> WORK TO COMPLETE
Please set down the data word for word; images do not go in the copy.

Recorded data

--------------------

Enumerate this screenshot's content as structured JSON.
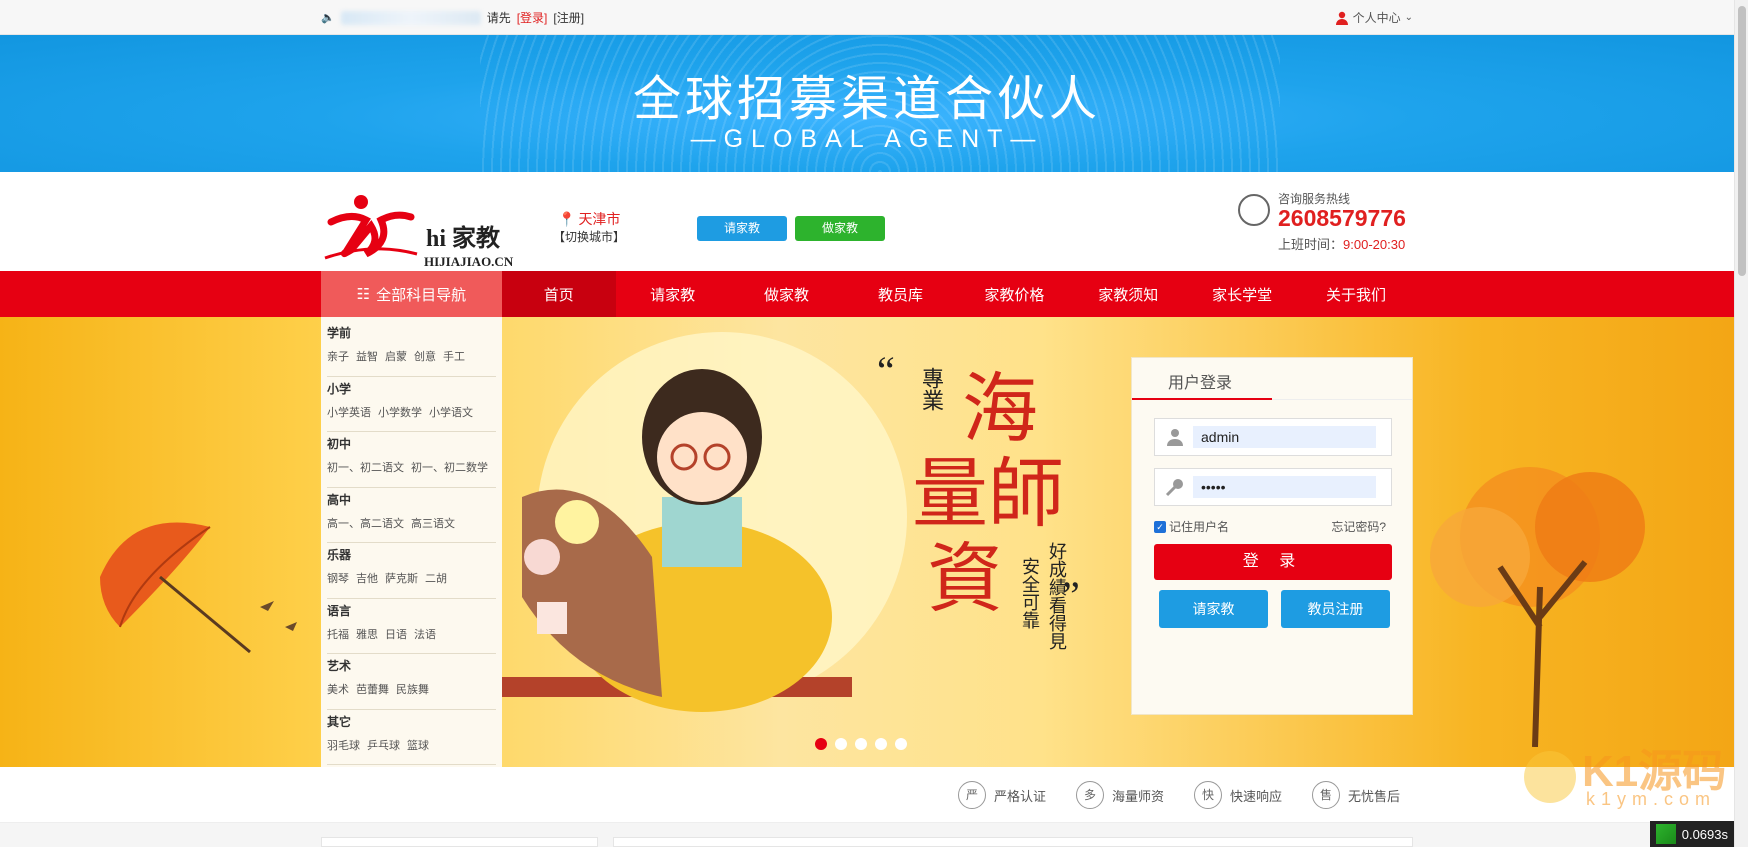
{
  "topbar": {
    "prefix": "请先",
    "login_link": "[登录]",
    "register_link": "[注册]",
    "user_center": "个人中心"
  },
  "banner": {
    "title": "全球招募渠道合伙人",
    "subtitle": "—GLOBAL AGENT—"
  },
  "header": {
    "logo_name": "hi 家教",
    "logo_domain": "HIJIAJIAO.CN",
    "city": "天津市",
    "switch_city": "【切换城市】",
    "btn_request": "请家教",
    "btn_become": "做家教",
    "hotline_label": "咨询服务热线",
    "hotline_number": "2608579776",
    "hours_label": "上班时间：",
    "hours_value": "9:00-20:30"
  },
  "nav": {
    "category_label": "全部科目导航",
    "items": [
      "首页",
      "请家教",
      "做家教",
      "教员库",
      "家教价格",
      "家教须知",
      "家长学堂",
      "关于我们"
    ]
  },
  "sidebar": {
    "categories": [
      {
        "title": "学前",
        "items": [
          "亲子",
          "益智",
          "启蒙",
          "创意",
          "手工"
        ]
      },
      {
        "title": "小学",
        "items": [
          "小学英语",
          "小学数学",
          "小学语文"
        ]
      },
      {
        "title": "初中",
        "items": [
          "初一、初二语文",
          "初一、初二数学"
        ]
      },
      {
        "title": "高中",
        "items": [
          "高一、高二语文",
          "高三语文"
        ]
      },
      {
        "title": "乐器",
        "items": [
          "钢琴",
          "吉他",
          "萨克斯",
          "二胡"
        ]
      },
      {
        "title": "语言",
        "items": [
          "托福",
          "雅思",
          "日语",
          "法语"
        ]
      },
      {
        "title": "艺术",
        "items": [
          "美术",
          "芭蕾舞",
          "民族舞"
        ]
      },
      {
        "title": "其它",
        "items": [
          "羽毛球",
          "乒乓球",
          "篮球"
        ]
      }
    ]
  },
  "hero": {
    "quote_open": "“",
    "quote_close": "”",
    "tag": "專業",
    "big1": "海",
    "big2": "量師",
    "big3": "資",
    "side1": "安全可靠",
    "side2": "好成績看得見",
    "active_slide": 1,
    "slide_count": 5
  },
  "login": {
    "tab": "用户登录",
    "username": "admin",
    "password": "•••••",
    "remember": "记住用户名",
    "forgot": "忘记密码?",
    "submit": "登 录",
    "btn_request": "请家教",
    "btn_register": "教员注册"
  },
  "features": [
    {
      "icon": "严",
      "label": "严格认证"
    },
    {
      "icon": "多",
      "label": "海量师资"
    },
    {
      "icon": "快",
      "label": "快速响应"
    },
    {
      "icon": "售",
      "label": "无忧售后"
    }
  ],
  "perf": "0.0693s",
  "watermark": {
    "title": "K1源码",
    "url": "k1ym.com"
  }
}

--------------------

> RESPONSE BOX
Enumerate this screenshot's content as structured JSON.
{
  "topbar": {
    "prefix": "请先",
    "login_link": "[登录]",
    "register_link": "[注册]",
    "user_center": "个人中心"
  },
  "banner": {
    "title": "全球招募渠道合伙人",
    "subtitle": "—GLOBAL AGENT—"
  },
  "header": {
    "logo_name": "hi 家教",
    "logo_domain": "HIJIAJIAO.CN",
    "city": "天津市",
    "switch_city": "【切换城市】",
    "btn_request": "请家教",
    "btn_become": "做家教",
    "hotline_label": "咨询服务热线",
    "hotline_number": "2608579776",
    "hours_label": "上班时间：",
    "hours_value": "9:00-20:30"
  },
  "nav": {
    "category_label": "全部科目导航",
    "items": [
      "首页",
      "请家教",
      "做家教",
      "教员库",
      "家教价格",
      "家教须知",
      "家长学堂",
      "关于我们"
    ]
  },
  "sidebar": {
    "categories": [
      {
        "title": "学前",
        "items": [
          "亲子",
          "益智",
          "启蒙",
          "创意",
          "手工"
        ]
      },
      {
        "title": "小学",
        "items": [
          "小学英语",
          "小学数学",
          "小学语文"
        ]
      },
      {
        "title": "初中",
        "items": [
          "初一、初二语文",
          "初一、初二数学"
        ]
      },
      {
        "title": "高中",
        "items": [
          "高一、高二语文",
          "高三语文"
        ]
      },
      {
        "title": "乐器",
        "items": [
          "钢琴",
          "吉他",
          "萨克斯",
          "二胡"
        ]
      },
      {
        "title": "语言",
        "items": [
          "托福",
          "雅思",
          "日语",
          "法语"
        ]
      },
      {
        "title": "艺术",
        "items": [
          "美术",
          "芭蕾舞",
          "民族舞"
        ]
      },
      {
        "title": "其它",
        "items": [
          "羽毛球",
          "乒乓球",
          "篮球"
        ]
      }
    ]
  },
  "hero": {
    "quote_open": "“",
    "quote_close": "”",
    "tag": "專業",
    "big1": "海",
    "big2": "量師",
    "big3": "資",
    "side1": "安全可靠",
    "side2": "好成績看得見",
    "active_slide": 1,
    "slide_count": 5
  },
  "login": {
    "tab": "用户登录",
    "username": "admin",
    "password": "•••••",
    "remember": "记住用户名",
    "forgot": "忘记密码?",
    "submit": "登 录",
    "btn_request": "请家教",
    "btn_register": "教员注册"
  },
  "features": [
    {
      "icon": "严",
      "label": "严格认证"
    },
    {
      "icon": "多",
      "label": "海量师资"
    },
    {
      "icon": "快",
      "label": "快速响应"
    },
    {
      "icon": "售",
      "label": "无忧售后"
    }
  ],
  "perf": "0.0693s",
  "watermark": {
    "title": "K1源码",
    "url": "k1ym.com"
  }
}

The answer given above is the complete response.